**Task directions:**
Copy each line of the material below that includes the string "JSON".

----

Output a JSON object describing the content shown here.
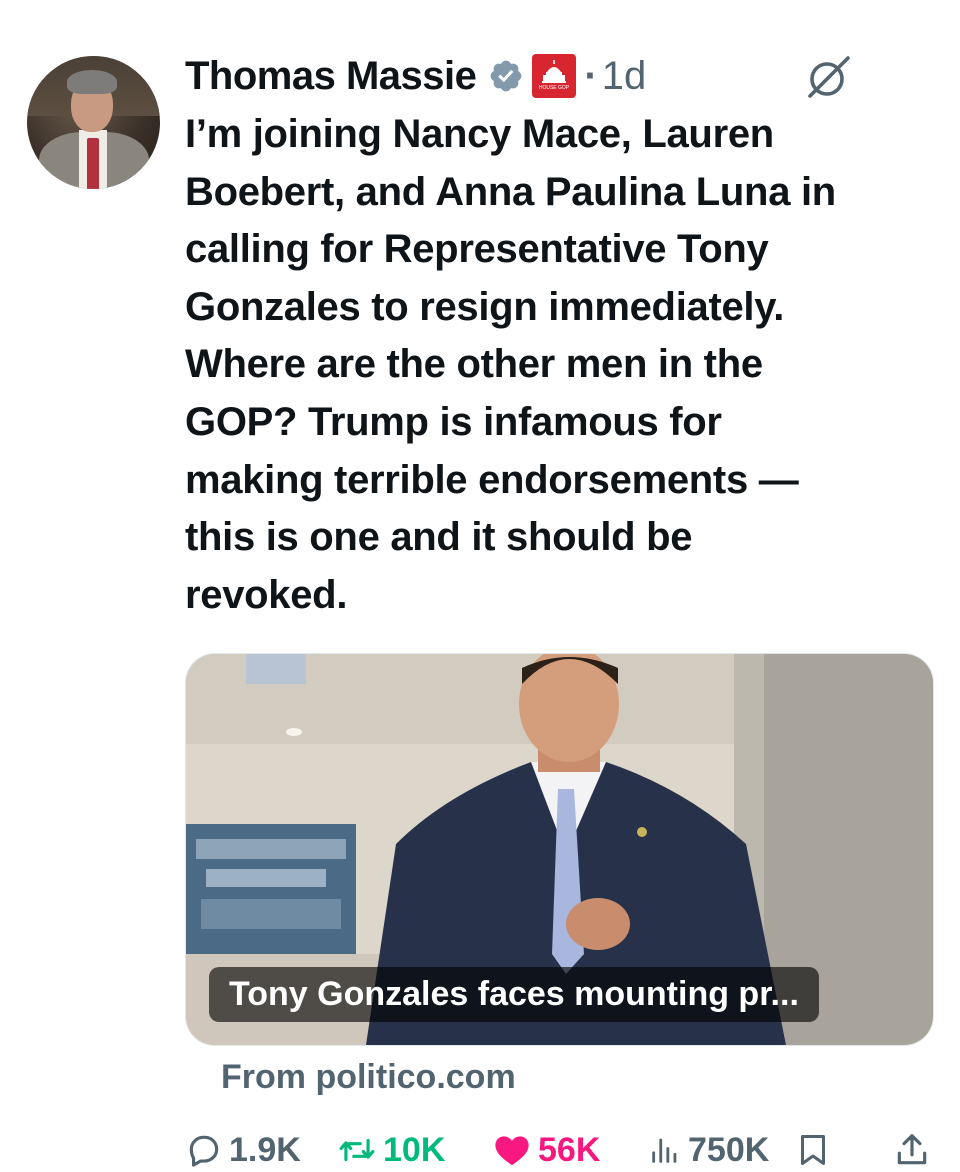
{
  "author": {
    "name": "Thomas Massie",
    "verified_icon": "verified-badge-icon",
    "affiliate_badge": "house-gop-badge",
    "affiliate_badge_text": "HOUSE GOP",
    "time": "1d",
    "separator": "·"
  },
  "tweet": {
    "text": "I’m joining Nancy Mace, Lauren\nBoebert, and Anna Paulina Luna in\ncalling for Representative Tony\nGonzales to resign immediately.\nWhere are the other men in the\nGOP? Trump is infamous for\nmaking terrible endorsements —\nthis is one and it should be\nrevoked."
  },
  "link_card": {
    "title": "Tony Gonzales faces mounting pr...",
    "source": "From politico.com"
  },
  "actions": {
    "replies": "1.9K",
    "retweets": "10K",
    "likes": "56K",
    "views": "750K"
  },
  "colors": {
    "text": "#0f1419",
    "secondary": "#536471",
    "retweet": "#00ba7c",
    "like": "#f91880",
    "verified": "#829aab",
    "gop_badge": "#d7262f"
  }
}
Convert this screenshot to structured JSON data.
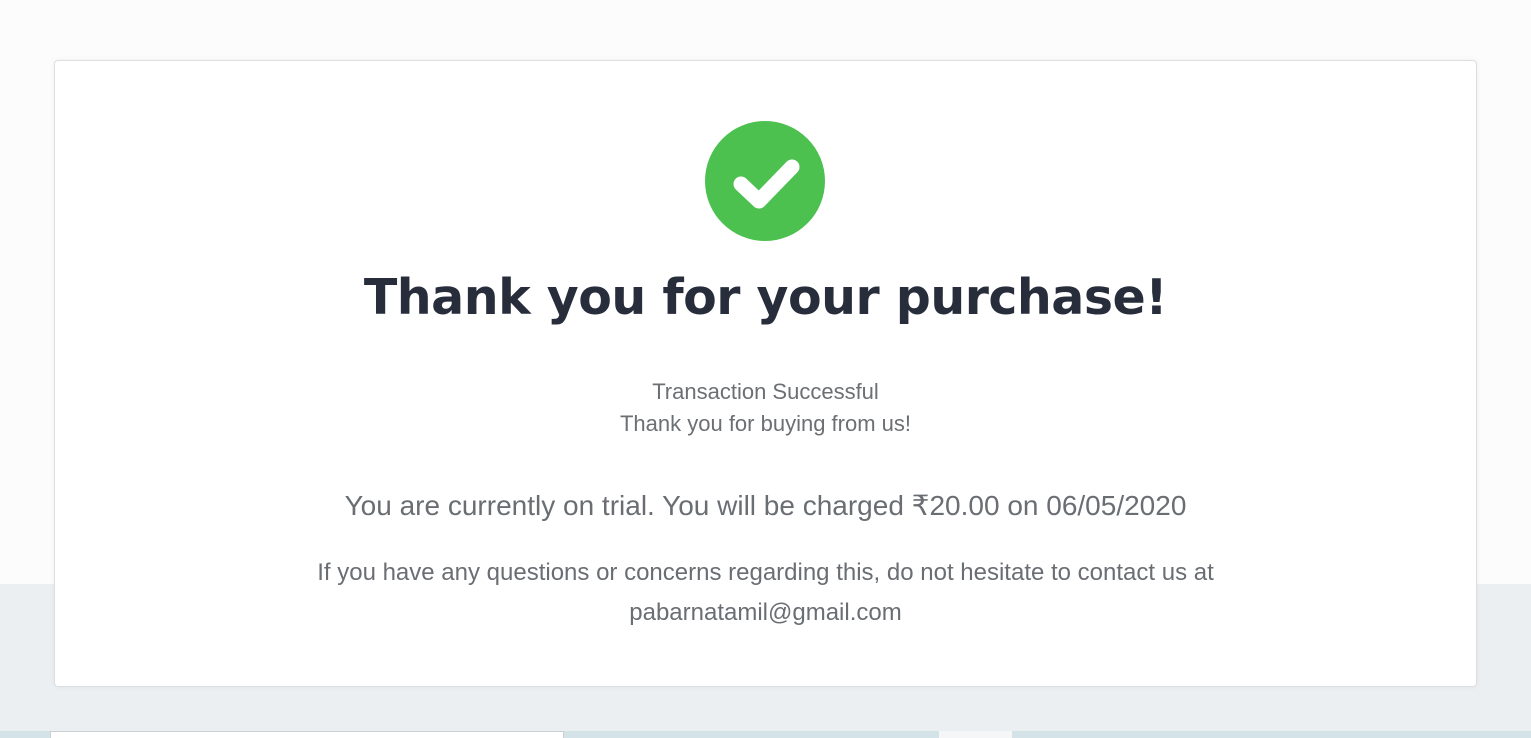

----

**Response to the exercise:**
Output a JSON object describing the content shown here.
Convert this screenshot to structured JSON data.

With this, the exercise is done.